• [AIM OF THE EXERCISE]:
Print out the data below in full, exactly as written.

*** Begin section ***

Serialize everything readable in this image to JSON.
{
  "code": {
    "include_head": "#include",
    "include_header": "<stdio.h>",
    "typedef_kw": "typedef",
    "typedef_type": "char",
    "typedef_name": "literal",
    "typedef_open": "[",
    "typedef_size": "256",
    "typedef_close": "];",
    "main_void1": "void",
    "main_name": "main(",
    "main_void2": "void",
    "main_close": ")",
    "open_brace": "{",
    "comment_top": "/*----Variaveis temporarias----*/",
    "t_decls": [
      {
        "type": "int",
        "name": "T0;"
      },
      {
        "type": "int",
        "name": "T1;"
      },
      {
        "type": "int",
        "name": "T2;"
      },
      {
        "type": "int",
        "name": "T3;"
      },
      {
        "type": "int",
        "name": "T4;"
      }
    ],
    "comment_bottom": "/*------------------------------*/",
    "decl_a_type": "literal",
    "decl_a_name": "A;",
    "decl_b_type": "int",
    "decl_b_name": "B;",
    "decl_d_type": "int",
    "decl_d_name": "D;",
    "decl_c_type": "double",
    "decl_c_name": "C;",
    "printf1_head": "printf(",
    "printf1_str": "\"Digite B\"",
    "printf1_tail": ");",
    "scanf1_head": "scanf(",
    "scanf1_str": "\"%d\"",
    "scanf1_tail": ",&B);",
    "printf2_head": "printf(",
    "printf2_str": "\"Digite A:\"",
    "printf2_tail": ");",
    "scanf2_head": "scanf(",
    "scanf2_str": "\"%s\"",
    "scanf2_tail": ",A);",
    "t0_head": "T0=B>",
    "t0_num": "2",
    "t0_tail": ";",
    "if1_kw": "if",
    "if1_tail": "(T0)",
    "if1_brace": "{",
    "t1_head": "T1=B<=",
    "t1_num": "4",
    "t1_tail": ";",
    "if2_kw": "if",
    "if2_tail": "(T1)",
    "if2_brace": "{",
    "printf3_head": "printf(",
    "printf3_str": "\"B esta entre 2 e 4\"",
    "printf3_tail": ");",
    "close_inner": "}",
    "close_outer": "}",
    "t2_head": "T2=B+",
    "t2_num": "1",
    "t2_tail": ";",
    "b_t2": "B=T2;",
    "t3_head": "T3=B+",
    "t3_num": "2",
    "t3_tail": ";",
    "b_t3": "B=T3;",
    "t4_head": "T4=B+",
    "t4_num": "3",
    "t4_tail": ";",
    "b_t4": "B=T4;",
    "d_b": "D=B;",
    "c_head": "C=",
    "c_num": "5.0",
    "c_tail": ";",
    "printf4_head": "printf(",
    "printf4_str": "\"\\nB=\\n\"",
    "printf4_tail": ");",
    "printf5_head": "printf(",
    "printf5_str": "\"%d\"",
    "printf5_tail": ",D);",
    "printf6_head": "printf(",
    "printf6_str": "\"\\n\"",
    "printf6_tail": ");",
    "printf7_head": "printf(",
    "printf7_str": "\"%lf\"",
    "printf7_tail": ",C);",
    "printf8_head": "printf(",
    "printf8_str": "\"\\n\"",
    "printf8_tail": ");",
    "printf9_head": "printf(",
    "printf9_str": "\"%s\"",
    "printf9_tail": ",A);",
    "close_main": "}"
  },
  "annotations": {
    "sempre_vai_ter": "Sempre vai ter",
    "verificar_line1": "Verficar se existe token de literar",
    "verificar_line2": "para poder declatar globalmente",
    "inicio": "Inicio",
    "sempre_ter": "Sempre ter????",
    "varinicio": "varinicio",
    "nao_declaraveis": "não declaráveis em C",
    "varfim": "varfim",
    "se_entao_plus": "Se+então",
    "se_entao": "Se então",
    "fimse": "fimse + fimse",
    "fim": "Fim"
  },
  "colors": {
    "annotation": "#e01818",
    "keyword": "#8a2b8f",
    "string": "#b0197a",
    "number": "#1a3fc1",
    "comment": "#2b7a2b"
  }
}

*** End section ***

• [RESPONSE BOX]:
Serialize everything readable in this image to JSON.
{
  "code": {
    "include_head": "#include",
    "include_header": "<stdio.h>",
    "typedef_kw": "typedef",
    "typedef_type": "char",
    "typedef_name": "literal",
    "typedef_open": "[",
    "typedef_size": "256",
    "typedef_close": "];",
    "main_void1": "void",
    "main_name": "main(",
    "main_void2": "void",
    "main_close": ")",
    "open_brace": "{",
    "comment_top": "/*----Variaveis temporarias----*/",
    "t_decls": [
      {
        "type": "int",
        "name": "T0;"
      },
      {
        "type": "int",
        "name": "T1;"
      },
      {
        "type": "int",
        "name": "T2;"
      },
      {
        "type": "int",
        "name": "T3;"
      },
      {
        "type": "int",
        "name": "T4;"
      }
    ],
    "comment_bottom": "/*------------------------------*/",
    "decl_a_type": "literal",
    "decl_a_name": "A;",
    "decl_b_type": "int",
    "decl_b_name": "B;",
    "decl_d_type": "int",
    "decl_d_name": "D;",
    "decl_c_type": "double",
    "decl_c_name": "C;",
    "printf1_head": "printf(",
    "printf1_str": "\"Digite B\"",
    "printf1_tail": ");",
    "scanf1_head": "scanf(",
    "scanf1_str": "\"%d\"",
    "scanf1_tail": ",&B);",
    "printf2_head": "printf(",
    "printf2_str": "\"Digite A:\"",
    "printf2_tail": ");",
    "scanf2_head": "scanf(",
    "scanf2_str": "\"%s\"",
    "scanf2_tail": ",A);",
    "t0_head": "T0=B>",
    "t0_num": "2",
    "t0_tail": ";",
    "if1_kw": "if",
    "if1_tail": "(T0)",
    "if1_brace": "{",
    "t1_head": "T1=B<=",
    "t1_num": "4",
    "t1_tail": ";",
    "if2_kw": "if",
    "if2_tail": "(T1)",
    "if2_brace": "{",
    "printf3_head": "printf(",
    "printf3_str": "\"B esta entre 2 e 4\"",
    "printf3_tail": ");",
    "close_inner": "}",
    "close_outer": "}",
    "t2_head": "T2=B+",
    "t2_num": "1",
    "t2_tail": ";",
    "b_t2": "B=T2;",
    "t3_head": "T3=B+",
    "t3_num": "2",
    "t3_tail": ";",
    "b_t3": "B=T3;",
    "t4_head": "T4=B+",
    "t4_num": "3",
    "t4_tail": ";",
    "b_t4": "B=T4;",
    "d_b": "D=B;",
    "c_head": "C=",
    "c_num": "5.0",
    "c_tail": ";",
    "printf4_head": "printf(",
    "printf4_str": "\"\\nB=\\n\"",
    "printf4_tail": ");",
    "printf5_head": "printf(",
    "printf5_str": "\"%d\"",
    "printf5_tail": ",D);",
    "printf6_head": "printf(",
    "printf6_str": "\"\\n\"",
    "printf6_tail": ");",
    "printf7_head": "printf(",
    "printf7_str": "\"%lf\"",
    "printf7_tail": ",C);",
    "printf8_head": "printf(",
    "printf8_str": "\"\\n\"",
    "printf8_tail": ");",
    "printf9_head": "printf(",
    "printf9_str": "\"%s\"",
    "printf9_tail": ",A);",
    "close_main": "}"
  },
  "annotations": {
    "sempre_vai_ter": "Sempre vai ter",
    "verificar_line1": "Verficar se existe token de literar",
    "verificar_line2": "para poder declatar globalmente",
    "inicio": "Inicio",
    "sempre_ter": "Sempre ter????",
    "varinicio": "varinicio",
    "nao_declaraveis": "não declaráveis em C",
    "varfim": "varfim",
    "se_entao_plus": "Se+então",
    "se_entao": "Se então",
    "fimse": "fimse + fimse",
    "fim": "Fim"
  },
  "colors": {
    "annotation": "#e01818",
    "keyword": "#8a2b8f",
    "string": "#b0197a",
    "number": "#1a3fc1",
    "comment": "#2b7a2b"
  }
}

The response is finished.